Missouri kids may no longer have to make up snow days, and schools are thrilled

Spills, chills and thrills on Suicide Hill

Despite the cold weather, sledders were out in force on Thursday, January 5, 2017, on Brookside's Suicide Hill at 56th Street and Brookside Boulevard.
Up Next
Despite the cold weather, sledders were out in force on Thursday, January 5, 2017, on Brookside's Suicide Hill at 56th Street and Brookside Boulevard.

Temperatures are hovering in the 90s, but Kansas City School District Superintendent Mark Bedell is thinking about snow.

Under a new state law signed this month by Missouri Gov. Mike Parson, districts now have more flexibility in how they make up snow days — meaning they may no longer have to tack on days at the end of the school year. In addition, Bedell said, the change could improve how well his district fares on state assessments.

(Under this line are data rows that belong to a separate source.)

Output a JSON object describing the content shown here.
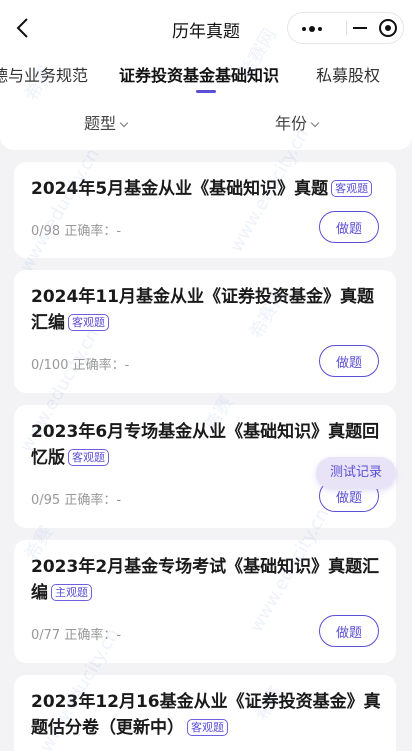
{
  "nav": {
    "title": "历年真题"
  },
  "tabs": [
    {
      "label": "德与业务规范"
    },
    {
      "label": "证券投资基金基础知识"
    },
    {
      "label": "私募股权"
    }
  ],
  "filters": {
    "type_label": "题型",
    "year_label": "年份"
  },
  "cards": [
    {
      "title": "2024年5月基金从业《基础知识》真题",
      "tag": "客观题",
      "meta": "0/98 正确率：-",
      "button": "做题"
    },
    {
      "title": "2024年11月基金从业《证券投资基金》真题汇编",
      "tag": "客观题",
      "meta": "0/100 正确率：-",
      "button": "做题"
    },
    {
      "title": "2023年6月专场基金从业《基础知识》真题回忆版",
      "tag": "客观题",
      "meta": "0/95 正确率：-",
      "button": "做题"
    },
    {
      "title": "2023年2月基金专场考试《基础知识》真题汇编",
      "tag": "主观题",
      "meta": "0/77 正确率：-",
      "button": "做题"
    },
    {
      "title": "2023年12月16基金从业《证券投资基金》真题估分卷（更新中）",
      "tag": "客观题",
      "meta": "",
      "button": ""
    }
  ],
  "float_button": "测试记录",
  "watermark": {
    "brand": "希赛",
    "brand_net": "希赛网",
    "url": "www.educity.cn"
  },
  "colors": {
    "accent": "#5b4fd6",
    "background": "#f3f3f6"
  }
}
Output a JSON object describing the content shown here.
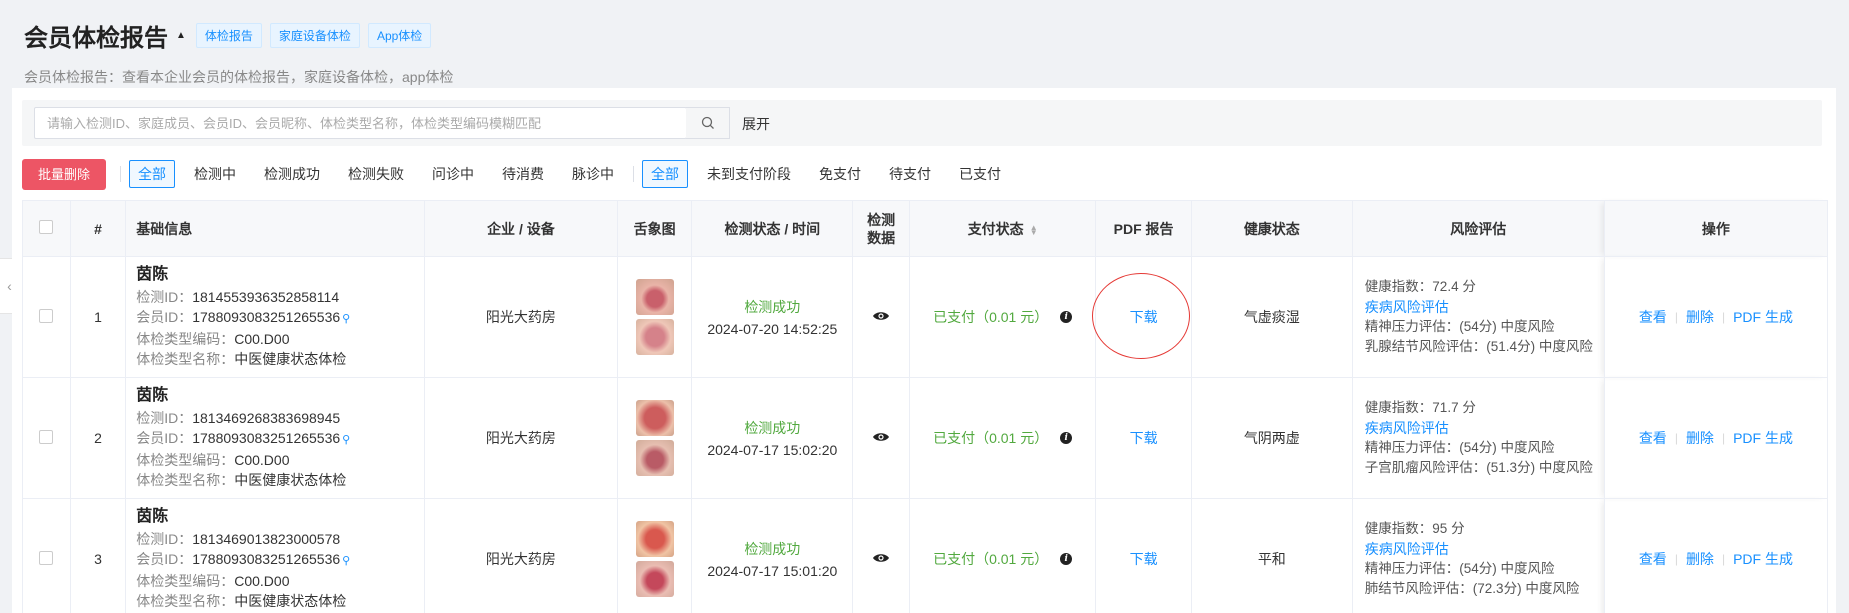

Before, Missouri schools were required to have 174 days of instruction each year. Last year, bad weather forced the Kansas City district to miss four days. The district had built only one snow day into the school calendar, so students and staff had to make up three days — time that would have been part of their summer vacation.

But the new law, effective for the 2019-2020 school year, measures instruction time in hours rather than days. Districts will be required to have 1,044 hours of instruction. Area district leaders say they can find other ways to make up the lost time.

bedell arrives me tll 07011 (6) (1) (1).jpg
Kansas City Public Schools Superintendent Mark Bedell says a new Missouri law gives schools more flexibility when deciding how to make up days missed because of snow File photo

Bedell said it may even be possible to add 10 or 15 minutes more to each school day.

“It may even help some of our parents,” giving them more time to pick up their children, he said. As for the students, Bedell said he doesn’t think they would notice a few more minutes of class time.

“We are extremely ecstatic about this legislation,” Bedell said. “It makes sense for us. Making up those snow days in May after the state assessment has already passed does not necessarily help us.”

Plus, by then, “people have already set vacation schedules, teachers have done the same, so it then requires us to have substitute teachers, and it results in us having low attendance rates.”

Bedell said he felt so strongly that a change was needed that he went to Jefferson City to talk with state educators about finding a way to do things differently.

Tacking on makeup days, Bedell said, is tough on districts like his that struggle with student attendance. A lot of students simply don’t show up for those extra days.

End-of-the-year absenteeism can throw a wrench in a district’s attempt to meet state requirements that say 90 percent of students have to be in class 90 percent of the time. Attendance is one of the areas scored in each public district’s Annual Yearly Progress report.

Last year one of the key areas where the Kansas City Public Schools fell down in its state-measured performance was attendance.

Meanwhile, Grain Valley school officials say the change may mean they won’t have to make up snow days at all.

The Grain Valley school calendar for the coming academic year was set two years ago with students getting 174 days of instruction. “We think that figures out to 1,218 hours,” said Brad Welle, deputy superintendent for students and community service. “So we actually will have some padding.”

Welle, said district officials have not quite figured out how they will use the new law once it takes effect for the 2019-20 school year.

“We might continue to do things the way we always have and just keep a built-in cushion,” Welle said. “That would mean a day missed for snow is just a day missed that wouldn’t have to be made up. Our parents would really love that.”